Each winter hundreds of YU students choose to spend their vacation time engaged in social service trips that, while inspiring and fun, leave little time for sleeping in. This year, the Center for the Jewish Future’s annual Winter Missions include trips to Nicaragua, Mexico, Israel, Ukraine, and travel around the US.

Two separate missions to Israel are being supported by the Jim Joseph Foundation. “Tzedek and Tzedaka” will have men and women, in separate programs, spend each morning immersed in Torah study with YU roshei yeshiva and learning about the relationship between Tzedek (justice) and Tzedaka (charity). In the afternoons, they will explore firsthand how those values manifest in real-life situations in education, social welfare, politics, and religion. “Art in Ort,” a new program, will take students to work with teens from low-income neighborhoods in Jerusalem and help them discover their inner artists. Through artistic workshops and creative projects, the teens will have the opportunity to hone their talents in a warm and nurturing environment created by YU students.

Participants in “Jewish Life Coast to Coast,” which is also being supported by the Jim Joseph Foundation, will travel to San Francisco, Seattle and Vancouver to explore the concept of Jewish community. Students will meet with rabbis, educators and communal and lay leaders, and facilitate educational programs in schools, synagogues, and community centers. Hands-on volunteer projects will also help students gain a better understanding of what it means to contribute to the whole of a community and work to make it a better place, hopefully taking inspiration back to their own hometown communities.

Alumni in the cities visited will have the opportunity to meet YU students who are passionate about changing the world for the better and who serve as great emissaries for your alma mater. Help pitch in with some of the projects on those days:
In San Francisco: from January 13-17
In Seattle: from January 18-19
In Vancouver: from January 20-22

Project Kharkov, in partnership with the Joint Distribution Committee and support from the Eckstein family, will allow participants to gain insight into the welfare and identity struggles facing the Jews of Ukraine and to engage in projects to assist, befriend and inspire local residents.

The CJF has partnered with the American Jewish World Service to offer a humanitarian mission to Nicaragua. A group of YU students will volunteer in Boca de la Montana where they will build a library to promote sustainable development in the district of San Juan del Sur in southwestern Nicaragua.
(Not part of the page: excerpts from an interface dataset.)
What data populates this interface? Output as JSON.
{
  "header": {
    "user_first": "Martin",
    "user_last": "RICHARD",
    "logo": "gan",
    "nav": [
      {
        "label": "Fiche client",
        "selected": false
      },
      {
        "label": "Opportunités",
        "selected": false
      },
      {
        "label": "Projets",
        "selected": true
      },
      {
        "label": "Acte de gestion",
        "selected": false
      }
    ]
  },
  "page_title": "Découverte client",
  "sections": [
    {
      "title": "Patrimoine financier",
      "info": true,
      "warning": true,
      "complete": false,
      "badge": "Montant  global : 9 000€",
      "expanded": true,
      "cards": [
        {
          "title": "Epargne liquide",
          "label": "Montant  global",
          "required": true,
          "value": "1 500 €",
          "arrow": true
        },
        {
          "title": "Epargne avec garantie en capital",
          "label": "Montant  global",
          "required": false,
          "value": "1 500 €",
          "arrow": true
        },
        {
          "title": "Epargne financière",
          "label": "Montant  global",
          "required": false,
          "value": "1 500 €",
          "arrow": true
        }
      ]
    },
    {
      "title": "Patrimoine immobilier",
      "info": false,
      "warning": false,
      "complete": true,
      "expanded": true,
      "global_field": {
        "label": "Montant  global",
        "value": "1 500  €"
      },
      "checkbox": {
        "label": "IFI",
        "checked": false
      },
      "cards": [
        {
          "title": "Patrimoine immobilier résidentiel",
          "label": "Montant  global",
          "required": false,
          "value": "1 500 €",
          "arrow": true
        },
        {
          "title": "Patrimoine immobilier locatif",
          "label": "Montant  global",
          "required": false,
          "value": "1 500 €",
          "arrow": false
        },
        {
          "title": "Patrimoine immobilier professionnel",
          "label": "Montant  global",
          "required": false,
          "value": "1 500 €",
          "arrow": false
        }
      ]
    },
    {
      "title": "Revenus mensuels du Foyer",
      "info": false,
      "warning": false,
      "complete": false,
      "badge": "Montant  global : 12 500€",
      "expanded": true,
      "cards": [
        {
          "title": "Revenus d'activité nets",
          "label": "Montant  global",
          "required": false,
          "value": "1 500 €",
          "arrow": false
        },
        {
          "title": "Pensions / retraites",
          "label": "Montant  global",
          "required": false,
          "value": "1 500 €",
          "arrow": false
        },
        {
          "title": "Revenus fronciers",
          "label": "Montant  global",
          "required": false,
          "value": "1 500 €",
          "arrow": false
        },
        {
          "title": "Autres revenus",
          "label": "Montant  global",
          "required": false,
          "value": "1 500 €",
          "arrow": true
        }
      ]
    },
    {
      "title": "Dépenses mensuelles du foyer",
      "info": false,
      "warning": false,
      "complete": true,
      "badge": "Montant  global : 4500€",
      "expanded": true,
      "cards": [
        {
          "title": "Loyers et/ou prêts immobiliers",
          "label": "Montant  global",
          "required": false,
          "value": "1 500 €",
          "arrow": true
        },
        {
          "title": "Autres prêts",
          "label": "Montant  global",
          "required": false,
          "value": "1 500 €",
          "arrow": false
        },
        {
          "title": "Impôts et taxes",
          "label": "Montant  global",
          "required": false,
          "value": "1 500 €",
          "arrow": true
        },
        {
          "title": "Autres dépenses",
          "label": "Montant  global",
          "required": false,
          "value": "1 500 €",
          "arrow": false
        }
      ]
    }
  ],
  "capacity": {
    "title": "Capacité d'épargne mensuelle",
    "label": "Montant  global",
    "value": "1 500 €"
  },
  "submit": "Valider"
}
This experience includes opportunities for public speaking, writing, advocacy, and volunteer service. A humanitarian mission to Mexico, also with the American Jewish World Service, will send a group of YU students to assist on a variety of projects including farming and harvesting food in local and home gardens, building pools for aquaculture development, construction work and sustainable agriculture wok in the community nursery.

Finally, a bit closer to home, a delegation of students will be sent to attend the Limmud NY Conference at the Hudson Valley Resort in Kerhonksen, NY, from January 13-16. Limmud is an annual learning festival that spans the different Jewish denominations..

“The CJF winter missions enable students to travel all over the world learning, teaching and volunteering, while gaining exposure to new and exciting people. They explore a range of topics with public intellectuals and study with our roshei yeshiva, university professors and scholars from the regions we travel to,” Rabbi Brander shared. “Throughout these travels, our students engage in the most important journey of self-discovery. Upon their return to campus, we have observed a profound impact on the mission participants as well as the entire YU campus community. Independent research has shown that these missions have a transformative effect on the participants, enabling them to realize their potential as change agents for our Jewish community and society in general.”